I am on the Program staff and we have our own building that looks a lot like your High School Corridor with Classrooms, Computer training Room and Library. I am in the Chapel with a nice corner office where all the Religious Services and Bible Studies are held.
Next door I have teachers with strong Christian faith helping the men get their GEDs and for all, get an Arizona academic equivalency in English, Math and general studies. I will organize the various services run each week, respond to requests for Christian materials and provide counseling in my chapel and in the various housing pods. Next week I work with the present Chaplain before he moves to a new office and chapel in the expansion of the facility. He has been at it a while and will show me all I need to learn. I am also surrounded with lots of friendly, eager young men and women thankful for well paying jobs in Corrections, and a great seasoned staff that is like a big family.
The Private prison provides a place far more humane that most State run facilities, with AC and a staff well trained in keeping everyone safe while they pay for the crimes they committed with time.
I will not sugar coat the fact that some of the inmates have serious problems and violent pasts. My job begins with treating each of them with dignity and representing the Lord in my day to day movement throughout the facility, in the visitation rooms with families, and times when I bear hard news to those inside about something that has happened in their families.
There is also training in gardening, electrical work, construction, to give these younger offenders a chance for a better future. Years ago I took Prison Fellowship training and helped in a similar prison in Florence and always felt an interest in this type of work. Grateful that there is no age discrimination in this workplace that that they recognized my skills in relating to people and promoting personal faith in a tough place.

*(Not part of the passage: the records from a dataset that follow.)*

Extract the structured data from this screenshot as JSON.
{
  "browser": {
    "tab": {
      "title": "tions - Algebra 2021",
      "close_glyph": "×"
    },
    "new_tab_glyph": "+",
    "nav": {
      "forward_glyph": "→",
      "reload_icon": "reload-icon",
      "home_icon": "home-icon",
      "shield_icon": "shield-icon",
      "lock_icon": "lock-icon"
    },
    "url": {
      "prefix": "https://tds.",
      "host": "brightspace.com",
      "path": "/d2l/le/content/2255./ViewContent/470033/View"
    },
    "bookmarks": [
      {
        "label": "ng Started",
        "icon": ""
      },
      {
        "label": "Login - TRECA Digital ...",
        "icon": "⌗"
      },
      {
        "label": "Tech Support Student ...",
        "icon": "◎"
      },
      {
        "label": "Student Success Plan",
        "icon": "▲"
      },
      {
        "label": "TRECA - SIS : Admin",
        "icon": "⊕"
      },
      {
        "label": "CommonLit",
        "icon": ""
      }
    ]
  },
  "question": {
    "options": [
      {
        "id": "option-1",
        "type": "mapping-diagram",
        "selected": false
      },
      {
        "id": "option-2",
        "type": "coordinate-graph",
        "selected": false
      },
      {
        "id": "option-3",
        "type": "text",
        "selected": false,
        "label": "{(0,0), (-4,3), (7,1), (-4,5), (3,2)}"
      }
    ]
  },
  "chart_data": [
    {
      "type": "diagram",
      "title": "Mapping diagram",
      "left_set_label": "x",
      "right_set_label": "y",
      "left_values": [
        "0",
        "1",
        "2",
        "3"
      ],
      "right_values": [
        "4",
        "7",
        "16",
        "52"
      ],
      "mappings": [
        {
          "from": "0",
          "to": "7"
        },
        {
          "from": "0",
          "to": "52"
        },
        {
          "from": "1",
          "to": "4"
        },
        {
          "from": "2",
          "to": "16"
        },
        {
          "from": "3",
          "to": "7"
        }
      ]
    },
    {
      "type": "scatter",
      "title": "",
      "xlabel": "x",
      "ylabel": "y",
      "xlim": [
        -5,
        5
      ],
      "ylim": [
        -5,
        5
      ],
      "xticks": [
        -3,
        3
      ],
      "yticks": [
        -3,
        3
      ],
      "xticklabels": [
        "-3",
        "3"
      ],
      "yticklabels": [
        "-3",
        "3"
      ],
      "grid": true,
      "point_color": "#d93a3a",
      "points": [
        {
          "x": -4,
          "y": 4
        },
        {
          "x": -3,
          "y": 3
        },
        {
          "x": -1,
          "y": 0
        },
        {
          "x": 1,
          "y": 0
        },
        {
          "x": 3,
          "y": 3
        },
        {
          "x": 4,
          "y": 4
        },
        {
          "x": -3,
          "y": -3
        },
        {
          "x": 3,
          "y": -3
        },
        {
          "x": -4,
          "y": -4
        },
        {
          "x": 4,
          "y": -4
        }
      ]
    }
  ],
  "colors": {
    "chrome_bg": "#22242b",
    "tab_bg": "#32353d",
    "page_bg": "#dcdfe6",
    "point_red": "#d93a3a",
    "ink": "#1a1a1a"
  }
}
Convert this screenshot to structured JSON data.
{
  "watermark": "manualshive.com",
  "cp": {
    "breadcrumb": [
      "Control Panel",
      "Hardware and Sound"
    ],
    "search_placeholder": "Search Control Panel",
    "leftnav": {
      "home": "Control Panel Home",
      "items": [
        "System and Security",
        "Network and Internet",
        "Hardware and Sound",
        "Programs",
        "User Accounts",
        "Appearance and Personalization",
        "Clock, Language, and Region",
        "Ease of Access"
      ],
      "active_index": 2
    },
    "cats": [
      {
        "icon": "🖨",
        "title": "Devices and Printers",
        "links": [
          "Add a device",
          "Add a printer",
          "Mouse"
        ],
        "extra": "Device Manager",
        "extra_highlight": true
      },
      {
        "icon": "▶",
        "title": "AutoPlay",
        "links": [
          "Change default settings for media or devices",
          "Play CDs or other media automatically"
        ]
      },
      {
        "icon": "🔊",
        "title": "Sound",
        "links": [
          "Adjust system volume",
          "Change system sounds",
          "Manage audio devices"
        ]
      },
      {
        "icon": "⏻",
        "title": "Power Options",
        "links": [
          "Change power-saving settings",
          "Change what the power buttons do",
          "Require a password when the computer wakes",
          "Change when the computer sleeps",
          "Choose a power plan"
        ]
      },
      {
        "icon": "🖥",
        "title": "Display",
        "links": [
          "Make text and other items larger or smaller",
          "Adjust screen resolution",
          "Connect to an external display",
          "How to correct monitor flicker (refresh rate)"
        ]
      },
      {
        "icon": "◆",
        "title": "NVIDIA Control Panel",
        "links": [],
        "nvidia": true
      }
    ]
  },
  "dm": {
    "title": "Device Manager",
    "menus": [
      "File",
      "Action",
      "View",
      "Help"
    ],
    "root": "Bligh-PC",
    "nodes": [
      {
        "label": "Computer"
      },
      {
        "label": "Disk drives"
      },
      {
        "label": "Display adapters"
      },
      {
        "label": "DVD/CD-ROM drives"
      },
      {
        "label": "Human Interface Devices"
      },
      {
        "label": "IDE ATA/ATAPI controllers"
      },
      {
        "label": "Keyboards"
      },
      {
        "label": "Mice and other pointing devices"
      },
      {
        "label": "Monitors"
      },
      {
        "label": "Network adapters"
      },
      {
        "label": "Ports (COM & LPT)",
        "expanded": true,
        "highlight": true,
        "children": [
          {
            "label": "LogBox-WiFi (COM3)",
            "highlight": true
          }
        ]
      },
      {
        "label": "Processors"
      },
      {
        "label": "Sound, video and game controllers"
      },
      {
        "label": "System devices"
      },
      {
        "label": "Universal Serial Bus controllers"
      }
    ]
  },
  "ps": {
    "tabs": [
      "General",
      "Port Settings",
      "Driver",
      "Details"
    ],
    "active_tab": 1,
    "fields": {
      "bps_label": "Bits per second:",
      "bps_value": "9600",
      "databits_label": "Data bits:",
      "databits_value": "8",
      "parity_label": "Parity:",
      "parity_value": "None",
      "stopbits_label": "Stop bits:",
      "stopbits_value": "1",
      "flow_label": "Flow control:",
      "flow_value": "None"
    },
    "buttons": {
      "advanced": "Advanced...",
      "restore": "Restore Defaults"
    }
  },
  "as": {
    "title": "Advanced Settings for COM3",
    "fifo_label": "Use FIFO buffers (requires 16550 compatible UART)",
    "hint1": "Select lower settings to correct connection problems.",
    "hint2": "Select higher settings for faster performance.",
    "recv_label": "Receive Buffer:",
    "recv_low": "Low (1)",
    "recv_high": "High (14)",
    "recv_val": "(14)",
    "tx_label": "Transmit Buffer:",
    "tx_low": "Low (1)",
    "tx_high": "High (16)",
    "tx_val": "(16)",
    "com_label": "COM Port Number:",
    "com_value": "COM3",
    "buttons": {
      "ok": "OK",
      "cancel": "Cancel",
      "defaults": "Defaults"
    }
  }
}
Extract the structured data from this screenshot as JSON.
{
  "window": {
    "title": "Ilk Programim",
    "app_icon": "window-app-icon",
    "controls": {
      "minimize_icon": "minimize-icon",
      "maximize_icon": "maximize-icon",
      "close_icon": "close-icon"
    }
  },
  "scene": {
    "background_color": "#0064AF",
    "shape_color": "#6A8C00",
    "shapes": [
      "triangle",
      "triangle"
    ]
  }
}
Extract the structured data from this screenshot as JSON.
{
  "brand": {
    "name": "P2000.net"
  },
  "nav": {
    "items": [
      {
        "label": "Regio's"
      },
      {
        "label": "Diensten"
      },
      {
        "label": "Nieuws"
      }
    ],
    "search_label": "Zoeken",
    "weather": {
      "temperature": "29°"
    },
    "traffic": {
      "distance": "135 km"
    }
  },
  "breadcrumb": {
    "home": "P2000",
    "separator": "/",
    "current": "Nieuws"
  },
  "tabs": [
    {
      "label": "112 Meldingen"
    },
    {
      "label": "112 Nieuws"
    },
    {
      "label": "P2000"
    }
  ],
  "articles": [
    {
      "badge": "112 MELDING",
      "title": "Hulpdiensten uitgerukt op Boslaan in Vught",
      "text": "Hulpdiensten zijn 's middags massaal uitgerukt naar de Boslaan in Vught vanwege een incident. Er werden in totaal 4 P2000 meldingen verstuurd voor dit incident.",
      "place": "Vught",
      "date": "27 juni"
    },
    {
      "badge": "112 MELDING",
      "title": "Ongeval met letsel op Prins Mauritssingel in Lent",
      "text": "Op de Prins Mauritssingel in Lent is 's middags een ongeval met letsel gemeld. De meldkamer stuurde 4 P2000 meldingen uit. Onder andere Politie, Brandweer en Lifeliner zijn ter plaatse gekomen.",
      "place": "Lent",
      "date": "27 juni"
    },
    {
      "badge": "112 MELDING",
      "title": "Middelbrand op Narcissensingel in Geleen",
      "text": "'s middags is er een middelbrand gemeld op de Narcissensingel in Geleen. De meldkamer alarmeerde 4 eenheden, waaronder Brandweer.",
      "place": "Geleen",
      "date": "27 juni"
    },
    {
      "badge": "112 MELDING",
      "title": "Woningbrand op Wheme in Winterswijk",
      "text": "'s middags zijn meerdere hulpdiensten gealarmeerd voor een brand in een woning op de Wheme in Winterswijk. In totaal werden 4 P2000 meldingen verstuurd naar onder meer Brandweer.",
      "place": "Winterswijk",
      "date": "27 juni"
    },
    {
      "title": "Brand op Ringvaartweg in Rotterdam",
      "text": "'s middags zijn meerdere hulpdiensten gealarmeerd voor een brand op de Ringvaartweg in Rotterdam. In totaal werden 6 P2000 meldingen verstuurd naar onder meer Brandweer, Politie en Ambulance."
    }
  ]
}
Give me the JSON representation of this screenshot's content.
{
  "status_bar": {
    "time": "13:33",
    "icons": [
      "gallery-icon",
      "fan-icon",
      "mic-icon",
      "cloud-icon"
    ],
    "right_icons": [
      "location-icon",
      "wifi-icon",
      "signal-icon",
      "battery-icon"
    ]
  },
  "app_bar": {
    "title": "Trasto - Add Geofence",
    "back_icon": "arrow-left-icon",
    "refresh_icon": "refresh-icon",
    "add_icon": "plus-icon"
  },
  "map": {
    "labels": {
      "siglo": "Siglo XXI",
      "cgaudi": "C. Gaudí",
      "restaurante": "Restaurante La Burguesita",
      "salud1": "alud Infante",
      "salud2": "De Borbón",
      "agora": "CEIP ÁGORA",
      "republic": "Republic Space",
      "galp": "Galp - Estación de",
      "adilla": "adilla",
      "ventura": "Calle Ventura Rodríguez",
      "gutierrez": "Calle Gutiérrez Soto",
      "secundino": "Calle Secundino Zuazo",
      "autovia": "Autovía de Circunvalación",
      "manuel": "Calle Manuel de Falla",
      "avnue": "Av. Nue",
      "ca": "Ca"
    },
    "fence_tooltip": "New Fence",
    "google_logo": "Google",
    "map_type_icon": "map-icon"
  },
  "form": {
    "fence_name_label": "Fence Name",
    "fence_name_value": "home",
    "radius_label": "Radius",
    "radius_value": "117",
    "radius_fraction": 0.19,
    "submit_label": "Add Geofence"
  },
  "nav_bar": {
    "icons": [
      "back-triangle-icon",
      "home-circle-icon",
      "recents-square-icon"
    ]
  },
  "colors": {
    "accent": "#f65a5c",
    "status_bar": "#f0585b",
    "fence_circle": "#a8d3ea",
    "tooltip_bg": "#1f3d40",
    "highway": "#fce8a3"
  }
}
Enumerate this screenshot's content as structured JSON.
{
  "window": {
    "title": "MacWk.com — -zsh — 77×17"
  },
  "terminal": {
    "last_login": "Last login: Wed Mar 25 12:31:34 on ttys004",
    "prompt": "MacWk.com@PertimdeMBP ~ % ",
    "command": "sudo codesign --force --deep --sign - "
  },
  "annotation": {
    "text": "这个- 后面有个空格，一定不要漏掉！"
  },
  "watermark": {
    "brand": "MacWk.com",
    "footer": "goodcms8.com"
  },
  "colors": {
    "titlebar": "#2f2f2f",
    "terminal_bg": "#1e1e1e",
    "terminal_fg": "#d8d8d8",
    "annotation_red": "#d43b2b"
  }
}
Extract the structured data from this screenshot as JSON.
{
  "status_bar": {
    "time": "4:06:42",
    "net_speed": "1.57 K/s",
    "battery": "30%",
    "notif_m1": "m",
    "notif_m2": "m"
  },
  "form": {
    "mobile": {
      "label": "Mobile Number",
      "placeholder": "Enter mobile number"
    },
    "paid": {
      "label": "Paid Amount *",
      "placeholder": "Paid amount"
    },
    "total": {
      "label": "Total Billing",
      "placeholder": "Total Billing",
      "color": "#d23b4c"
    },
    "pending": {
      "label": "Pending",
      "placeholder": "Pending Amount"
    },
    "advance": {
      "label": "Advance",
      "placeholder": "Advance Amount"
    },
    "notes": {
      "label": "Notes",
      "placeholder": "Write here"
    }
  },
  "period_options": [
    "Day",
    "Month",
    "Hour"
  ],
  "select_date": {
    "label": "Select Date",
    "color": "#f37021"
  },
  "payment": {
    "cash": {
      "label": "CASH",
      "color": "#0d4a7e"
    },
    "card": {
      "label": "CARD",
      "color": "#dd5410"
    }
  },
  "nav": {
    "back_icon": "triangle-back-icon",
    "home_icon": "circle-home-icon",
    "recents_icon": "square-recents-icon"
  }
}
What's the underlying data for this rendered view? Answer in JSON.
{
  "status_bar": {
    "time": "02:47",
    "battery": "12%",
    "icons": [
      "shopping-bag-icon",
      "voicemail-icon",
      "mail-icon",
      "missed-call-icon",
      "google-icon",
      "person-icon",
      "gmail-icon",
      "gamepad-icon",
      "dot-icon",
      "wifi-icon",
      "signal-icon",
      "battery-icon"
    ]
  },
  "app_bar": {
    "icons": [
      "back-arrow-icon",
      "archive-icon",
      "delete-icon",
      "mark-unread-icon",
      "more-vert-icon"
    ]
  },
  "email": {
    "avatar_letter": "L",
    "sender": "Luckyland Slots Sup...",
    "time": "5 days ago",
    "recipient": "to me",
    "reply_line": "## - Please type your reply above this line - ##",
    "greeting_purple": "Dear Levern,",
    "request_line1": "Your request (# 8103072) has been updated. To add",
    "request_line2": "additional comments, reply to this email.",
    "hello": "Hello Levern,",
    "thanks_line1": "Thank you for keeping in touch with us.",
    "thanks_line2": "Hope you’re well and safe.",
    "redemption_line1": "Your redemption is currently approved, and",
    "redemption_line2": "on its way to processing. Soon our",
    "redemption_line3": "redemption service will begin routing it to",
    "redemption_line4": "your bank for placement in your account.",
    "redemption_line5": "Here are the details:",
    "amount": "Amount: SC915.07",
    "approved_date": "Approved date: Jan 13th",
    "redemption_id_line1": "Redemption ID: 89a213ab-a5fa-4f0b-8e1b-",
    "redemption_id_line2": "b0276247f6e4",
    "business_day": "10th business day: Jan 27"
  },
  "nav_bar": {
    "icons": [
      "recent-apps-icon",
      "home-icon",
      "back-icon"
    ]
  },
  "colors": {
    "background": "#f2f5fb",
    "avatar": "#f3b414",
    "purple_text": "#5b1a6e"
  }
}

Laura is getting very busy as a sought after substitute and next week will teach full time for a quarter for a maternity leave. Our alarm clock is back in business.
I feel good about this decision and pray my health and strength will be adequate for the tasks ahead. The Company gives a very generous paid time off policy with each month you gain days of vacation, so maybe another trip to the Big Island will be in store for next summer or fall.